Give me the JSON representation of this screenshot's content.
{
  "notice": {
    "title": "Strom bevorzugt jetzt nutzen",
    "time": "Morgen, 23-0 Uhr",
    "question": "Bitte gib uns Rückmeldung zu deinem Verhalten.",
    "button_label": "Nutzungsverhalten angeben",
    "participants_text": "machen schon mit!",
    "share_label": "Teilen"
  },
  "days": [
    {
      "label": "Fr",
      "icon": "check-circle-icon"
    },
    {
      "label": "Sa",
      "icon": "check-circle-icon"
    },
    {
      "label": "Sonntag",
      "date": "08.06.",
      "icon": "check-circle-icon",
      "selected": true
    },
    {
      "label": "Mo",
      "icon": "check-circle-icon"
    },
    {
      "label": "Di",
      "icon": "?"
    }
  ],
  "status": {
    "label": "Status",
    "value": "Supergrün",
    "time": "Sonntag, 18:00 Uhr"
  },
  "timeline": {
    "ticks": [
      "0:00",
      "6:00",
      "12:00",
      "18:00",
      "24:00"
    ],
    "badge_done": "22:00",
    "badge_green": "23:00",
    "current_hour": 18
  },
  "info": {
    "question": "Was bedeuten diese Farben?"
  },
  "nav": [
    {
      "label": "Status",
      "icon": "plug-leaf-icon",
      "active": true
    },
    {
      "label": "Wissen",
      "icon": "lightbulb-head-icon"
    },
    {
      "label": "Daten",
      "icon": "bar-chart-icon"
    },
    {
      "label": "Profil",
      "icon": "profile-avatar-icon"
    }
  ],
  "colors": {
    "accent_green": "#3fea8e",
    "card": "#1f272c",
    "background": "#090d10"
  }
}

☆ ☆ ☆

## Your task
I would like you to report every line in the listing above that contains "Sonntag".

## Response to the task
      "label": "Sonntag",
    "time": "Sonntag, 18:00 Uhr"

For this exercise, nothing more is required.